Using miniatures also might not be the best thing to do in your game. Not everyone playing the RPG cares about miniatures, since they might not think of what’s going on in their head when it comes to imagination . It also takes game time away from roleplaying, and slows down combat.
Some people find participating in battles by simply writing out numbers for hit points (HP) and damage taken (DT) to be more accurate and easier than using tokens and such. Players would rather have the DM describe what is going on than “see” it happening. There’s a sense of immersion that a good story teller can evoke when there’s only their voice and nothing else; kind of like reading a great story in a novel.
So you might even want to try the “no-miniature” method. You can still place markers onto your battle map if you need to, but it doesn’t have to look like some sort of war game simulation.

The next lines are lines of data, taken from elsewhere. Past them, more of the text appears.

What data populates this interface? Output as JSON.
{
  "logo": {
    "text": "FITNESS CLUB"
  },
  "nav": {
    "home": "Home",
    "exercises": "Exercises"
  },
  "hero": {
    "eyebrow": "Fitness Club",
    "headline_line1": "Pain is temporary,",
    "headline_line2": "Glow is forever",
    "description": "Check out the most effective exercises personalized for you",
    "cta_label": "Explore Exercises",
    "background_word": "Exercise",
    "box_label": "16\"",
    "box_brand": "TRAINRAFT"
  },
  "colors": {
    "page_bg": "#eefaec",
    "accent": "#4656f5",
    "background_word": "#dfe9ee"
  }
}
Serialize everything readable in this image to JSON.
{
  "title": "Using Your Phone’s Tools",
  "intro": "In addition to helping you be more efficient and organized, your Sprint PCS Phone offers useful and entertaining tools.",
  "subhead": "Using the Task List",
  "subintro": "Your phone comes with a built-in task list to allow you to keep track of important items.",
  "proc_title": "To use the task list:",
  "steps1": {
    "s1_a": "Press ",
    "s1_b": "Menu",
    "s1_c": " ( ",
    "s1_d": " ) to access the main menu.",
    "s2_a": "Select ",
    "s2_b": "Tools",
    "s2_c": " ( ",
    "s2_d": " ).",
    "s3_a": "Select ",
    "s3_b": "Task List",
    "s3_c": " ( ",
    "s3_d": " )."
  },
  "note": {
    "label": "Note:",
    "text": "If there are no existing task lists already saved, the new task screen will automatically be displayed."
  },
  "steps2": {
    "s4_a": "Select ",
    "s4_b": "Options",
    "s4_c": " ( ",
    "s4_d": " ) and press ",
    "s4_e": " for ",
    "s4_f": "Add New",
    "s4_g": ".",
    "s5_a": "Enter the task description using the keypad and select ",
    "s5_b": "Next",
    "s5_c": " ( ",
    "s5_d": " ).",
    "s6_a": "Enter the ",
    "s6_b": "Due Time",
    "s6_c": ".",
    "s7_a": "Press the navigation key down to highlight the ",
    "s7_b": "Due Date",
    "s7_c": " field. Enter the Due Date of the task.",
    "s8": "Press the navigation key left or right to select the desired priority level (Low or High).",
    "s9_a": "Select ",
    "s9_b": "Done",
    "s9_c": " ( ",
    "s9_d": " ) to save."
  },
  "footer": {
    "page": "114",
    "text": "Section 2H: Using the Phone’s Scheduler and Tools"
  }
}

You can go as minimal as you want with the way your tabletop is set up. But keep in mind that it’s all about how much time and effort you put into your game.
Okay, One More Thing: What About Virtual Tabletop Games?
In this day and age, where everyone is still socially distancing or hesitant to gather in-person around a table, the remote TTRPG has risen to the forefront. Ah, technology.
Do we consider the digital medium a kind of “miniature” where tangible (but digital) pieces get moved around? Perhaps this is not ideal, but we may not have a choice, depending on who we play with and where we live.
And, I suppose here’s where my experience dwindles. Roll20 is an online service, which I’ve played with for games of DnD. There are other simulation environments, too, though I’ve not tried them. Of course, there’s also the popular Zoom teleconference avenue, which I find fascinating only for the fact that you can see your fellow gamers through the webcam and the DM must get creative with their storytelling toolset, e.g., theater of the mind, drawings held up to the camera, or employ the shared screen option. I have never played any TTRPG games via Zoom without some visual representation.
But, I think that although virtual tabletops are great for TTRPGs, I continue to keep in mind that this is a different proposition than playing an RPG face-to-face. We lose the social experience of casual banter that feels natural when we are physically around our party — never-mind the absence of miniatures.
In this arena of post-Covid19 gameplay, I do not have a lot of insight or much additional thoughts. Rather, I only have a question to pose to our amazing community: What do you think about virtual TTRPG gaming? If you’re already a virtual TTRPG gamer because Covid19 forced you to separate physically, do you foresee yourself shelving this digital tool in favor of going back to real tables (with or without minis)?
I’ll admit that the question of using miniatures or not began on Reddit (not by me) that I like commenting on, but wanted to expand my thoughts. Ultimately, it was a great question because for many of us there’s a nostalgia of a time when DnD and other RPGs (well there weren’t too many back then) were played purely with pen/pencil and paper. Miniatures weren’t even a true consideration in the rulesets. Stories and the engagement with characters, conflicts, etc., all played out entirely in the minds and imagination of the players. Did we lose something by including miniatures in our games? I’m honestly not sure.
In the end, it’s certainly up to you and your game group if miniatures are included. Minis are definitely the more popular way to go. If your players think they are good for immersion and roleplaying, it’s obviously going to be the way forward. Of course, when it comes to the “fun” of any game, who you play with matters most. For example, a DM who can’t tell a good story or allow flexibility in how a game is played with their participants is going to have a lot of problems. On the other hand, a DM who can orate a narrative is worth their weight in gold whether or not they need or use miniatures at all.
If you have questions or comments on something I didn’t think about, feel free to let me know in the comments section!